But science must come to grips with its own weaknesses. It is excessively authoritative when based on shorter periods of research, as opposed to thousands of years of adaptive processes. In its determination to be value-neutral, it can be used to destroy the entire Planet.
Decolonizing science starts with shedding disrespect and judgement of Indigenous knowledge. It continues with liberation.
- Roy, R. D. (2018, April 9). Science Still Bears the Fingerprints of Colonialism. Smithsonian Magazine. https://www.smithsonianmag.com/science-nature/science-bears-fingerprints-colonialism-180968709/
- Knopf, K. (2015). The Turn Toward the Indigenous: Knowledge Systems and Practices in the Academy. Amerikastudien / American Studies, 60(2/3), 179-200. Retrieved April 26, 2021, from http://www.jstor.org/stable/44071904
- Prescod-Weinstein, C., Tuck, E., Casumbal-Salazar, I., & Maile, D. U. (2019, April). Beyond Decolonizing Science [Webinar]. Union of Concerned Scientists. https://www.ucsusa.org/resources/beyond-trend-decolonizing-science
- Lee, R., Ahtone, T., Pearce, M., Goodluck, K., McGhee, G., Leff, C., Lanpher, K., & Salinas, T. (2020, March). Land Grab Universities. High Country News. https://www.landgrabu.org/
- Amah Mutsun Tribal Band. (n.d.). History. http://amahmutsun.org/history
- University of Manitoba Natural Resources Institute. (n.d.). Fikret Berkes. https://umanitoba.ca/institutes/natural_resources/Faculty%20Members/nri_aboutFB.htm
- Prial, F. J. (1999, May 5). WINE TALK; After Phylloxera, The First Taste of a Better Grape. The New York Times. https://www.nytimes.com/1999/05/05/dining/wine-talk-after-phylloxera-the-first-taste-of-a-better-grape.html
- Mateo-Sagasta, J., Zadeh, S. M., Turral, H., & Burke, J. (2017). Water pollution from agriculture: a global review. The Food and Agricultural Organization.
- Nelson, D. J., & Madsen, L. D. (2018). Representation of Native Americans in US science and engineering faculty. MRS Bulletin, 43(5), 379-383.
- SACNAS. (n.d.). Mission + Impact. https://www.sacnas.org/who-we-are/
- Lightfoot, K. G., & Lopez, V. (2013). The study of indigenous management practices in California: An introduction. California Archaeology, 5(2), 209-219.

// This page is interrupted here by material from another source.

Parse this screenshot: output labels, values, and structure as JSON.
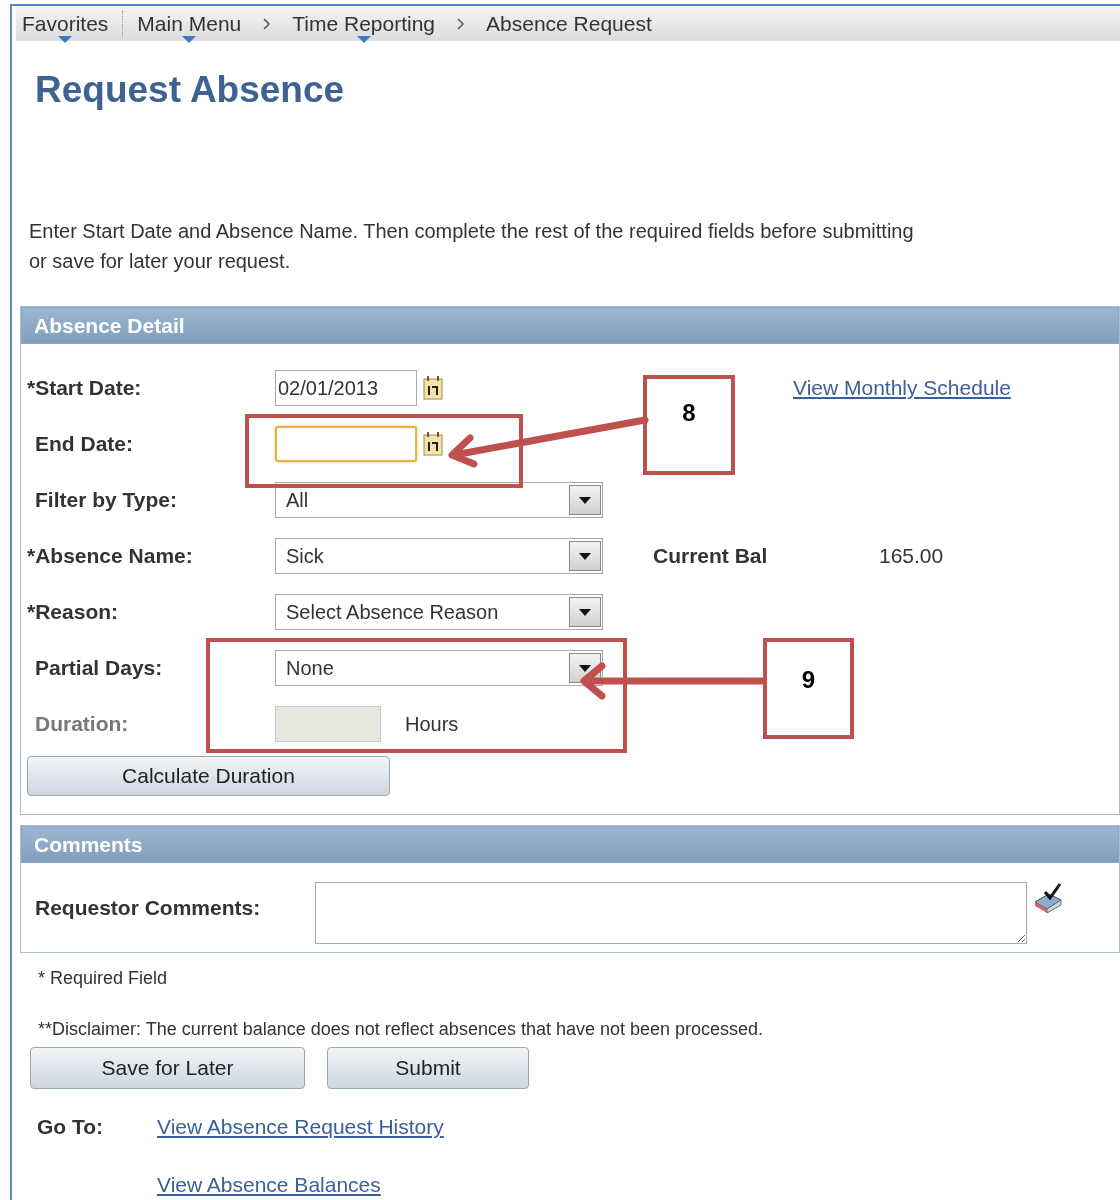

- Cuthrell, R. Q., Striplen, C., Hylkema, M. G., & Lightfoot, K. G. (2012). A land of fire: Anthropogenic burning on the central coast of California. Contemporary issues in California archaeology, 153-172.
- NDN. (n.d.). LANDBACK Manifesto. https://landback.org/manifesto/